Meanwhile, there are plenty of options for backpackers - for a cheap sleep with a sense of history make for the Traveller's Rest (01273 747551) at 20 Middle Street in the Lanes. You pay pounds 9 to stay in a dormitory (or pounds 12.50 per person for a small room) in the house where William Friese, the inventor of cinematography, carried out his experiments.
Take a hike
In fact, not so much of a vigorous stroll as a gentle amble, as you wander through the Lanes - the medieval heart of Brighton - guided by your walking leaflet. This maze of alleyways once housed fisherfolk; now the area has been turned over to twee shops and theme cafes, yet the character of the quarter has somehow survived.
Lunch on the run
Fish and chips, of course. For a good selection, head for the seafront. Tony's Plaice, on the corner of Middle Street, is not being idle when it boasts that it has "probably the best fish and chips in town". Cod and chips here costs pounds 3.
Make for the Royal Pavilion, that astonishing palace sitting just inland from the seafront, right next to the A23. John Nash imported ideas from India, laced them with themes from China and created an elaborate Oriental residence. The amazing twirls of the roof preside over an architectural compendium ranging from imitation Islam via ersatz Egyptian to counterfeit Chinese.
The sum of all the parts makes an extraordinary monument to aristocratic arrogance. Open daily, 10am-5pm, adults pounds 4.10, concessions pounds 3, children pounds 2.50, family ticket (two adults, four children) pounds 10.70.
Meanwhile, Brighton Museum, just north of the Pavilion, is everything a municipal museum should be. It houses an eclectic range of local bequests and other exhibits, from a Dali sofa modelled on Mae West's lips (circa 1936) to a re-creation of old Brighton, complete with entire shopfronts. Open 10am-5pm Saturdays, and weekdays except Wednesday, 2-5pm Sunday. Admission free.
They're all here. The most interesting stores are in North Laine, east of the station, where retro and vintage clothing outlets rub shoulders with hardware stores and funeral directors.
The King and Queen (01273 607207) at 13 Marlborough Place is a large, jolly folly of a pub built on the site of an 18th-century farmhouse whose timber-beam styling it copies. As you order your drink at the bar, admire the decor - the place is hung about with mock armour, model sailing ships and more.

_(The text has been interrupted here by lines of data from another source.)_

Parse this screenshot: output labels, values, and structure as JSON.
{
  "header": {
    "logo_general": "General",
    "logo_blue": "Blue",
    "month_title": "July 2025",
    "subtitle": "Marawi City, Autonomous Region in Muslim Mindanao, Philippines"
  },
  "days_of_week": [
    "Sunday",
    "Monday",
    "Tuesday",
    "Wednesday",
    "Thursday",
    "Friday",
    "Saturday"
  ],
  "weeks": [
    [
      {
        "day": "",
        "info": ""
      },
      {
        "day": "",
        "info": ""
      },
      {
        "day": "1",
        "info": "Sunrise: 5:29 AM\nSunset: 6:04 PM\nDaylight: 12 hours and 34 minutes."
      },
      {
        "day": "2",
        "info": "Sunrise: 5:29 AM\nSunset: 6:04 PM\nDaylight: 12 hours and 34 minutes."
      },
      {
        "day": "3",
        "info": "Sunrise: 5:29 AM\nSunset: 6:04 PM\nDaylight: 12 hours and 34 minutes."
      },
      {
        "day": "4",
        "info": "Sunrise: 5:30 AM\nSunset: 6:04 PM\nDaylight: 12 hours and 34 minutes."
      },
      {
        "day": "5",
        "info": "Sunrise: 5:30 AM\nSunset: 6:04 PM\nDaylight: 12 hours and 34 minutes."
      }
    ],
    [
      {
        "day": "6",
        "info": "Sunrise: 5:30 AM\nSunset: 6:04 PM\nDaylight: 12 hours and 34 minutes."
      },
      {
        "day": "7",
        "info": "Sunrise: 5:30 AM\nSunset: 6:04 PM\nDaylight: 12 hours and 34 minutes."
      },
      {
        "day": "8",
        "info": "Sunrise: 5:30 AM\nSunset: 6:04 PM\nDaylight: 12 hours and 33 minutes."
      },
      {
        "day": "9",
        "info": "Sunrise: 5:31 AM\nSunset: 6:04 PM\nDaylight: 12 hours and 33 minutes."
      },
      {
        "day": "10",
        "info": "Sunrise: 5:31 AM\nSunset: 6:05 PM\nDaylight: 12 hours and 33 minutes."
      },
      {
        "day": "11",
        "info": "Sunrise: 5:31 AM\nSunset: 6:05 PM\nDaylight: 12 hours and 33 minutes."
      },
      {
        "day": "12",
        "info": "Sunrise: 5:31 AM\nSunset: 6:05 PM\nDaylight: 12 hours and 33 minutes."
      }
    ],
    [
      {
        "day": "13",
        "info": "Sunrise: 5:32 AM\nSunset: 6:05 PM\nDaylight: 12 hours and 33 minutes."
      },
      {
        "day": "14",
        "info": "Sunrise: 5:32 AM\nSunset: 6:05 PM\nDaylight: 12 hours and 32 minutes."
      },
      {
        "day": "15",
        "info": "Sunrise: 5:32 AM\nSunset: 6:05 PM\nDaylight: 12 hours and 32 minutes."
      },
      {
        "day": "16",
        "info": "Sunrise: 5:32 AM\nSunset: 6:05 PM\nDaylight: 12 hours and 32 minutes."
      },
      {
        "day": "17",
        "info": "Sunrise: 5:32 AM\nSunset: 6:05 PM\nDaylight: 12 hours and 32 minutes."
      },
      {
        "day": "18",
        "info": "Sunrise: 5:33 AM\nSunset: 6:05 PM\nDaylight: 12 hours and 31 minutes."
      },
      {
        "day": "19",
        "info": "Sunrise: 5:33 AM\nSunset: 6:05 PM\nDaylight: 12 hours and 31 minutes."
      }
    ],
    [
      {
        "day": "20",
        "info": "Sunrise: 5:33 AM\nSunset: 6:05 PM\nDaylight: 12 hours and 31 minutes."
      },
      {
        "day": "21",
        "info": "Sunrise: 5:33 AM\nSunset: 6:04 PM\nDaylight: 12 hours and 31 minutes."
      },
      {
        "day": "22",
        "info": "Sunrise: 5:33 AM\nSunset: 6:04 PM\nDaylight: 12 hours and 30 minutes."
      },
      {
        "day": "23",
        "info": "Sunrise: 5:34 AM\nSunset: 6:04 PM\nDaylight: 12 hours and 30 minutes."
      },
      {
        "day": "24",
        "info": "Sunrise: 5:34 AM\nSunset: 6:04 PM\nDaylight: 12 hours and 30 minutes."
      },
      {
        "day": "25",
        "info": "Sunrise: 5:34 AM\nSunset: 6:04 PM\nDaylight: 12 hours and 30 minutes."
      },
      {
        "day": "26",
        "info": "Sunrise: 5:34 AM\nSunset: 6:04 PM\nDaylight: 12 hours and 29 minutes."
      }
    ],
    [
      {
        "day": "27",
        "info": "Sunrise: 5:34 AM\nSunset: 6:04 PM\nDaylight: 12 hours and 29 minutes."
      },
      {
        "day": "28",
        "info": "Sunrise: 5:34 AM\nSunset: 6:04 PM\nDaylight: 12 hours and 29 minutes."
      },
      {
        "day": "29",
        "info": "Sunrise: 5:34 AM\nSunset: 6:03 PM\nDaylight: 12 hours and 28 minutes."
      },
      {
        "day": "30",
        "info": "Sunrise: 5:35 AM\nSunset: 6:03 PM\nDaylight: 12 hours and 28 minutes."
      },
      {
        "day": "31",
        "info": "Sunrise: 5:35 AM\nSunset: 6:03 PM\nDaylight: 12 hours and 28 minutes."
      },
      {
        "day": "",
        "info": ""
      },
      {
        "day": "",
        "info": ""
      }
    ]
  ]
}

From Californian to Cuban, the theme restaurant flourishes in Brighton. One place where the ambience has not been imported is English's Oyster Bar (01273 327980) in East Street, three fishermen's cottages knocked into a narrow restaurant. The walls are heavy with scarlet velvet, and the interior is so cramped that diners are obliged to be seated side by side. Main courses include the likes of monkfish baked in garlic for pounds 12.95.
Sunday morning: go to church
An astonishing brick barn of a church, St Bartholomew's at Ann Street, on the edge of the city centre, was described by Nikolaus Pevsner as "an unforgettable experience". And few could disagree.
Its sheer scale is staggering, and its decor, though sparse, is striking. High Mass here, with full works - swinging incense, elaborate music - is glorious. Open 10am till dusk. Solemn high Mass is at 11am on Sundays, evensong and benediction at 3.30pm.
Food for Thought in Kensington Gardens, North Laine, serves home-made breakfast all day. English Breakfast (bacon, egg, sausage etc) costs pounds 2.50, as does the vegetarian version (egg, beans, tomato).
The icing on the cake
Of course, no trip to Brighton would be complete without a breezy stroll along the Palace Pier - still in one piece, unlike its forlorn West counterpart. With its Brighton rock stalls, palmists and funfair, Palace Pier is kitsch, noisy, and fun - everything a British beach resort should be.